Rather than donate directly to specific charities, corporate donors are increasingly choosing to give to projects in which they can be actively involved and that align strategically with components of their business, the Financial Times reports.
The approach, sometimes referred to as "strategic philanthropy," is gathering momentum along with the idea of "philanthrocapitalism," which holds that charitable giving should be seen as an investment. One prominent example of both ways of thinking is the UN Office for Partnerships (UNOP), which was established to distribute money received by the United Nations Foundation to groups working to alleviate poverty, improve maternal and child health, and protect world heritage sites.
Companies that choose to work with the UN have a menu of philanthropic options from which to choose, from UNICEF to the World Health Organization to the World Food Program, as well as guidance on how to direct their funds. UNOP makes the case for investing resources in the developing world as a way of establishing goodwill in those countries over the long term. The office has assisted corporations such as Coca-Cola, Vodafone, and Dow Chemical in setting up programs to address global health issues that affect their employees in developing nations and has received some five hundred inquiries in the past year from foundations and corporations looking to establish similar programs.

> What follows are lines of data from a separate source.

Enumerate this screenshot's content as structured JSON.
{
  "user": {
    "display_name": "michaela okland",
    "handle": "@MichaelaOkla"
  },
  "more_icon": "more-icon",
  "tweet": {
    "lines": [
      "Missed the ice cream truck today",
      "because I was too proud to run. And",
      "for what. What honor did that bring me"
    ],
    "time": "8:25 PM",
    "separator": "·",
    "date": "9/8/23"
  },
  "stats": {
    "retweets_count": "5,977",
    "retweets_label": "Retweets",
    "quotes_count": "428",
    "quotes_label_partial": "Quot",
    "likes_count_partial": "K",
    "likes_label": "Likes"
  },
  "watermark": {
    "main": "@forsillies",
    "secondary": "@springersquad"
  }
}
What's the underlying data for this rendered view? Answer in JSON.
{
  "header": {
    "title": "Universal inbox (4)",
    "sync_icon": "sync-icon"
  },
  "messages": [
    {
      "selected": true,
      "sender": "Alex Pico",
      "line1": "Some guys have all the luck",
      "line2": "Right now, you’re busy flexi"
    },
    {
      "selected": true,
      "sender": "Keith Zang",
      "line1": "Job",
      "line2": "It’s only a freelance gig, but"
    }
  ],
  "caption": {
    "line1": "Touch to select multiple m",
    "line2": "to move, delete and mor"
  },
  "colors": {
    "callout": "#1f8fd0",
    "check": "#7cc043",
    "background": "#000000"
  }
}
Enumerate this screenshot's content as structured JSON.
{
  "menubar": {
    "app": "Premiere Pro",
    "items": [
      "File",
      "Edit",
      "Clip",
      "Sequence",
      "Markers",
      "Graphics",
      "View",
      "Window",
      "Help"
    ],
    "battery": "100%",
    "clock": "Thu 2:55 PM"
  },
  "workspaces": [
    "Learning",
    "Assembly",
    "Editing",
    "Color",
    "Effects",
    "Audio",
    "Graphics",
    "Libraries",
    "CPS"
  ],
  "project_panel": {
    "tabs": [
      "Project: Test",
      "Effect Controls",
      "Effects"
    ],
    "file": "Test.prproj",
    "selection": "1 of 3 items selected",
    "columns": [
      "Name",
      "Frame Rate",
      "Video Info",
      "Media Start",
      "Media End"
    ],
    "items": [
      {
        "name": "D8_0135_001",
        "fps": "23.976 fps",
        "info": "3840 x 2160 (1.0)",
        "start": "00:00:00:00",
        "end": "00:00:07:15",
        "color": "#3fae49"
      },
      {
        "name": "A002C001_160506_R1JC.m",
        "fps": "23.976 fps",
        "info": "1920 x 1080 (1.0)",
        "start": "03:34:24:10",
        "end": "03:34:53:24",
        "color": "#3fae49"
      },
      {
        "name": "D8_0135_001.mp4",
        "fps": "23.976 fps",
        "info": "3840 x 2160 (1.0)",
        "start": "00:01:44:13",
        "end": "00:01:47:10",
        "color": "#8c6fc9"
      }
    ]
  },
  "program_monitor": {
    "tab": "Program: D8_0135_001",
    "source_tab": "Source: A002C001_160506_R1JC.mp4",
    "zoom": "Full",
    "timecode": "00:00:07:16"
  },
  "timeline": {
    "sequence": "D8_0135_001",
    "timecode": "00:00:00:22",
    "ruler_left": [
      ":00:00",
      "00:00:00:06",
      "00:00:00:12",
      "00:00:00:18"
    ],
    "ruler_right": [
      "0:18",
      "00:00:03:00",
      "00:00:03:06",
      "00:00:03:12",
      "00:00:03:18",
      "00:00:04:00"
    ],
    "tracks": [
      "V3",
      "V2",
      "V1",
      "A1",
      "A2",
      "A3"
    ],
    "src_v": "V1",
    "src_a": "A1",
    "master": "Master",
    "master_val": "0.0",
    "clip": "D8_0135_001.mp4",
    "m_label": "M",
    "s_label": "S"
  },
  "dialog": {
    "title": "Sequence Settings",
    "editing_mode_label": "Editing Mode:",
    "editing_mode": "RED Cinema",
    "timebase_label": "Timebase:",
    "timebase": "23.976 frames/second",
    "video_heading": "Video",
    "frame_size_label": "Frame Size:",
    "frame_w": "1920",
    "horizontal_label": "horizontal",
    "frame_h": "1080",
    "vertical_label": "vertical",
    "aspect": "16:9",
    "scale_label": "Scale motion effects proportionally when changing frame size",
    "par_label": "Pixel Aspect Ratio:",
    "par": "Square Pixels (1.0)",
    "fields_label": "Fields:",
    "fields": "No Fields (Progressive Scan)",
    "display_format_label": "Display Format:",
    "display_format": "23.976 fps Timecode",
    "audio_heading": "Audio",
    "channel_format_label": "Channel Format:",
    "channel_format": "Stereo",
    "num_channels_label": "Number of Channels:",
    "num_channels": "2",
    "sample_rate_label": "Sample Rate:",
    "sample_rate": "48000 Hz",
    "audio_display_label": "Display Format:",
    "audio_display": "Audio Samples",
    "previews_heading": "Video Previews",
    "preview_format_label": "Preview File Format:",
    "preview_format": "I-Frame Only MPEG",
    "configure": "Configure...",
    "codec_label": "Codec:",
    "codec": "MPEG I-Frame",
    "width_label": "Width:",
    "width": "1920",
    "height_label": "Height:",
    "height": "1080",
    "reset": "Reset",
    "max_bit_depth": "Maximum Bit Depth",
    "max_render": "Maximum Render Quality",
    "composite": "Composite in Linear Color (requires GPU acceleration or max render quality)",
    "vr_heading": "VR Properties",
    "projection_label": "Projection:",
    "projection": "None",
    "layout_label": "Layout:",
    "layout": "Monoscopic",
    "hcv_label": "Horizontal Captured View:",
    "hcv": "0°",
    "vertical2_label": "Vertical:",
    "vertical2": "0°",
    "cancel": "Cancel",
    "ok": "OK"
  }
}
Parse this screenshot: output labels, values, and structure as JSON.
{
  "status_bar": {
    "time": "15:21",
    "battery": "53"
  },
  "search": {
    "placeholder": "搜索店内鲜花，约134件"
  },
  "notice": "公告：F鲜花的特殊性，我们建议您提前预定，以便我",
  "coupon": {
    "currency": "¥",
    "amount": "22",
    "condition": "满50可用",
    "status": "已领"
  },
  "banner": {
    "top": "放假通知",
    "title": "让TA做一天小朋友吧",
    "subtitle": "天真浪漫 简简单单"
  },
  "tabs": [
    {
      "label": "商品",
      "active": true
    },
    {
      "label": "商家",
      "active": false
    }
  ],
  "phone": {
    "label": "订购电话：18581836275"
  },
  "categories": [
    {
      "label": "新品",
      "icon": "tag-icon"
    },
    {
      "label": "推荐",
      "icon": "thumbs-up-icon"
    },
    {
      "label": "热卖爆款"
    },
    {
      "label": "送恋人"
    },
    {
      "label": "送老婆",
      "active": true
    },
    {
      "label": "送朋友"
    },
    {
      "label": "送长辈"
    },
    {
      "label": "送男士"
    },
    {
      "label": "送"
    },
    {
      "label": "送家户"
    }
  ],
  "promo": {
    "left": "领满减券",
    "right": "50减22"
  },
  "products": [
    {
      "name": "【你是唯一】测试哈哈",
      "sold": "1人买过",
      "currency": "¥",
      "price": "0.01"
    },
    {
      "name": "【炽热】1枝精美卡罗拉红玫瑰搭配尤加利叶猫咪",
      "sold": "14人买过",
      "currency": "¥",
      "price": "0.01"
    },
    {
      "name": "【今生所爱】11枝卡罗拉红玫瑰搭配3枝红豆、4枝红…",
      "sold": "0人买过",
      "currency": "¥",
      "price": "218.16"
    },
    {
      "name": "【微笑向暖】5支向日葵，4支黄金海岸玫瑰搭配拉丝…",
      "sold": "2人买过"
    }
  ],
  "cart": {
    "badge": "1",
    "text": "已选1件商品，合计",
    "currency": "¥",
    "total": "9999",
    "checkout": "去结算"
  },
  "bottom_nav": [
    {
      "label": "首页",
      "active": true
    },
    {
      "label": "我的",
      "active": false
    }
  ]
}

According to UNOP manager Amir Dossal, many companies have their own ideas of where they want to donate, though he encourages them to "focus on Africa, and focus on safe drinking water. Don't think of it as charity, but think of it as investing."